Provided records START
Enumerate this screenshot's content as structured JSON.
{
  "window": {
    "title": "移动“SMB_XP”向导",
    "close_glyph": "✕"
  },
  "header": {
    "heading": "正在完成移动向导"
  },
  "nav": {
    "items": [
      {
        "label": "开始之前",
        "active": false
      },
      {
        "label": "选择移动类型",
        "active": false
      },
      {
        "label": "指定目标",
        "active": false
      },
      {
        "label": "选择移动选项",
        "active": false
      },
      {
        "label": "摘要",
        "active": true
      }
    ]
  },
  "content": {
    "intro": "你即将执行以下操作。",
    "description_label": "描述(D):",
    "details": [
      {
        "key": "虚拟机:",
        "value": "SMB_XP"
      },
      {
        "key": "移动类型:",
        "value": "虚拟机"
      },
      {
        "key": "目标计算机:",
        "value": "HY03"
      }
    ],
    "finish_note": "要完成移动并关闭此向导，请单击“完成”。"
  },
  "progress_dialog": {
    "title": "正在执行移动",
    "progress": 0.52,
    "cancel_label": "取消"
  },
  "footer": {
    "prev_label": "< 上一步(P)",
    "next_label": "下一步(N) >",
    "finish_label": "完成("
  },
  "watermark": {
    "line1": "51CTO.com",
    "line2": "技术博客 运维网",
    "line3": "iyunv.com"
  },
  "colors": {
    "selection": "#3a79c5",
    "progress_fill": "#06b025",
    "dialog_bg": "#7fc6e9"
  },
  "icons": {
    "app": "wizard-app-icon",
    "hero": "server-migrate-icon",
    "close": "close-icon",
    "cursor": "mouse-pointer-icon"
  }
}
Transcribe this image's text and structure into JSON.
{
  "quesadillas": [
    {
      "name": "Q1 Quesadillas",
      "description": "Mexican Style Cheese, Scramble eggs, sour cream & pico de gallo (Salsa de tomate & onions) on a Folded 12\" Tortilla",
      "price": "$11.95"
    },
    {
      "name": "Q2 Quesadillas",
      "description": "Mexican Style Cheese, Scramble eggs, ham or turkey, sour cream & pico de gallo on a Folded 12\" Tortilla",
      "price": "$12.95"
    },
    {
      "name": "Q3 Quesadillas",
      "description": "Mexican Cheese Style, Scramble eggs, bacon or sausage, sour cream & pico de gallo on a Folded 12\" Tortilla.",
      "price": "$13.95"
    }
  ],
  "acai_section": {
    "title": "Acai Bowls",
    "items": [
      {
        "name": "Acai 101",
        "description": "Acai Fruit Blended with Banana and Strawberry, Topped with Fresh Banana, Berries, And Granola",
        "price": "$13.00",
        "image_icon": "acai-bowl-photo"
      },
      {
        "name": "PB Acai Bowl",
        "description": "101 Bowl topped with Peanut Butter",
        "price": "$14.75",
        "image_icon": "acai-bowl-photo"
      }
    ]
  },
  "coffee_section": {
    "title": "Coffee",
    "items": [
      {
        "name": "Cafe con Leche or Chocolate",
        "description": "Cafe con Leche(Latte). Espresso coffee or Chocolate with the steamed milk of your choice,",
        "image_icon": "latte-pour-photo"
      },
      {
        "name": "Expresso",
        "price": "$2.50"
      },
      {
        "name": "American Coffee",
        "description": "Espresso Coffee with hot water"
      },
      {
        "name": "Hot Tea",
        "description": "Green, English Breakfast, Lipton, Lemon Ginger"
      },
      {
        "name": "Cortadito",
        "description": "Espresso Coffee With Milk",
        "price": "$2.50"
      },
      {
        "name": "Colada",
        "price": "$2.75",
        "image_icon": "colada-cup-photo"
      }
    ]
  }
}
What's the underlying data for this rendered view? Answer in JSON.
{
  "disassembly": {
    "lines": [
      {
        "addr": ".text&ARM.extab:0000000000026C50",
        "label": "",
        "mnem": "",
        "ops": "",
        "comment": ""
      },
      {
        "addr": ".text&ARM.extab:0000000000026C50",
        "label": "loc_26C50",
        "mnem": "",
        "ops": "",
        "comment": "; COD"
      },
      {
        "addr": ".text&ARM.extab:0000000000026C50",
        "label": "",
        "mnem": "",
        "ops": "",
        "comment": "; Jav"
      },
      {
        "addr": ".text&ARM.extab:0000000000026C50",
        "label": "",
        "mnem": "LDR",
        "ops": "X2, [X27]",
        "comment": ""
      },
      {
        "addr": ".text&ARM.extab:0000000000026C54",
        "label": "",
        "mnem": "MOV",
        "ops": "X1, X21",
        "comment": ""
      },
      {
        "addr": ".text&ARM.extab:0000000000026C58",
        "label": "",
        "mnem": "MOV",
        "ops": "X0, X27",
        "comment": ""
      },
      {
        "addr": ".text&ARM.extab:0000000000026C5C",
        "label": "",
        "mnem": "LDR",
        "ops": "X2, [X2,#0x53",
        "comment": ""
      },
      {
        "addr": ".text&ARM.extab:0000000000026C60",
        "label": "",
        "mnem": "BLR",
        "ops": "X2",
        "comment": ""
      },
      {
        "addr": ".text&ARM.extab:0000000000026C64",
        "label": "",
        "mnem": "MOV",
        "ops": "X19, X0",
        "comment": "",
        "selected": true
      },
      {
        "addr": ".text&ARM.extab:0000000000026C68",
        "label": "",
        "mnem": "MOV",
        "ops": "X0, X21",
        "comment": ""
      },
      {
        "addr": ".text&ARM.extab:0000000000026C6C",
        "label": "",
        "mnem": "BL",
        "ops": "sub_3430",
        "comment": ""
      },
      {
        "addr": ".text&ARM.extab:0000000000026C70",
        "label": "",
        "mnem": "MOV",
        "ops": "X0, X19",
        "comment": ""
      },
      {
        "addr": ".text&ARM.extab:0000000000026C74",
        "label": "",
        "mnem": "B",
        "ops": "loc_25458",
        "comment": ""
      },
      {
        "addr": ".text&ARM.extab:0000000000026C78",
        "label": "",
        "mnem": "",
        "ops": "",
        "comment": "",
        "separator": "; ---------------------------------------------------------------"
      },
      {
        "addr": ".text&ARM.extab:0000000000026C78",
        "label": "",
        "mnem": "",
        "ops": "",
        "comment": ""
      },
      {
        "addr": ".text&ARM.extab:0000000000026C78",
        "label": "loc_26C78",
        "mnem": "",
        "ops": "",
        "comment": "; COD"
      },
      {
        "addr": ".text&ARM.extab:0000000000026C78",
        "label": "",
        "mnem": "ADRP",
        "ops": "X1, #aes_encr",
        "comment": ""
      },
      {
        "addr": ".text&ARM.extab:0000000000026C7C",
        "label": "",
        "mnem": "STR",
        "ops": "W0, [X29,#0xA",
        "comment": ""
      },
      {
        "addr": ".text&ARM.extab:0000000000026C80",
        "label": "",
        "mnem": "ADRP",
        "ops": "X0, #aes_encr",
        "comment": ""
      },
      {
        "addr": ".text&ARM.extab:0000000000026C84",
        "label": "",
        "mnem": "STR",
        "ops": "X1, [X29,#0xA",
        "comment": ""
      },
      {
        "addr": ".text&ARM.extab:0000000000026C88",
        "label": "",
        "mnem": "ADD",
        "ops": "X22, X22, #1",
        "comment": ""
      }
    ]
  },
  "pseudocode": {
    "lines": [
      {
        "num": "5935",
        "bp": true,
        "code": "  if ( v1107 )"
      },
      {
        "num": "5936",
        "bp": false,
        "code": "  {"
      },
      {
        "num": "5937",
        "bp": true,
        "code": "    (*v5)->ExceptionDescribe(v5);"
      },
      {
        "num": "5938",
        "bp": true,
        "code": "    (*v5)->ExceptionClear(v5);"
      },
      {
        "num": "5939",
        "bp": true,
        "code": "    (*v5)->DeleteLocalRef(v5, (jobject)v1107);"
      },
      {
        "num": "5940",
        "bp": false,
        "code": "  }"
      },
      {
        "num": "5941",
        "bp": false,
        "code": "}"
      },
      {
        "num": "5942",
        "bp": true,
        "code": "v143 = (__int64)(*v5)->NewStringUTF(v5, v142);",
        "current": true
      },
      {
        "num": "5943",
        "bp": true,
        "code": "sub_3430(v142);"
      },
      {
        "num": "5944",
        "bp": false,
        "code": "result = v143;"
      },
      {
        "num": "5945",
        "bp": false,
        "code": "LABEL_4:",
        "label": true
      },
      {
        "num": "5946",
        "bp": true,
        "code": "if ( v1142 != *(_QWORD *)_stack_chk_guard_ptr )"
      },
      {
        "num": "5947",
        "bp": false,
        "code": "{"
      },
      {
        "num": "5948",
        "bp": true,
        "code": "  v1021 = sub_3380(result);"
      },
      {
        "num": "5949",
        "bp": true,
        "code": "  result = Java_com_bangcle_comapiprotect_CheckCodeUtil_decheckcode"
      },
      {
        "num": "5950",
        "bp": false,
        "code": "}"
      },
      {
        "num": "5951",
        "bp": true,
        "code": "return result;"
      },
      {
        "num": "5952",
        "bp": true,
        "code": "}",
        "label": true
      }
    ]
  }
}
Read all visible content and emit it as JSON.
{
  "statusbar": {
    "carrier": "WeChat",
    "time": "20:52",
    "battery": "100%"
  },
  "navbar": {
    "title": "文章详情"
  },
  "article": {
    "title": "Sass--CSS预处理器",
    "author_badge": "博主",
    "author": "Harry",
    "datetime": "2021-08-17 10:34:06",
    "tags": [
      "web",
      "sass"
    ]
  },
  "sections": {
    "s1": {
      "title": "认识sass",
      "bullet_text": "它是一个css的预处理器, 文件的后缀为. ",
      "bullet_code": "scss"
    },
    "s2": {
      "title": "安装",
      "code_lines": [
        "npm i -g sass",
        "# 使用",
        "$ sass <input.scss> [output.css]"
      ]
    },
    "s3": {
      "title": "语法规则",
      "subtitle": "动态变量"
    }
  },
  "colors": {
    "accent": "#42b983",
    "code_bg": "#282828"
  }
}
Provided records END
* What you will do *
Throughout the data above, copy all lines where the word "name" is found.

* Worked solution *
      "name": "Q1 Quesadillas",
      "name": "Q2 Quesadillas",
      "name": "Q3 Quesadillas",
        "name": "Acai 101",
        "name": "PB Acai Bowl",
        "name": "Cafe con Leche or Chocolate",
        "name": "Expresso",
        "name": "American Coffee",
        "name": "Hot Tea",
        "name": "Cortadito",
        "name": "Colada",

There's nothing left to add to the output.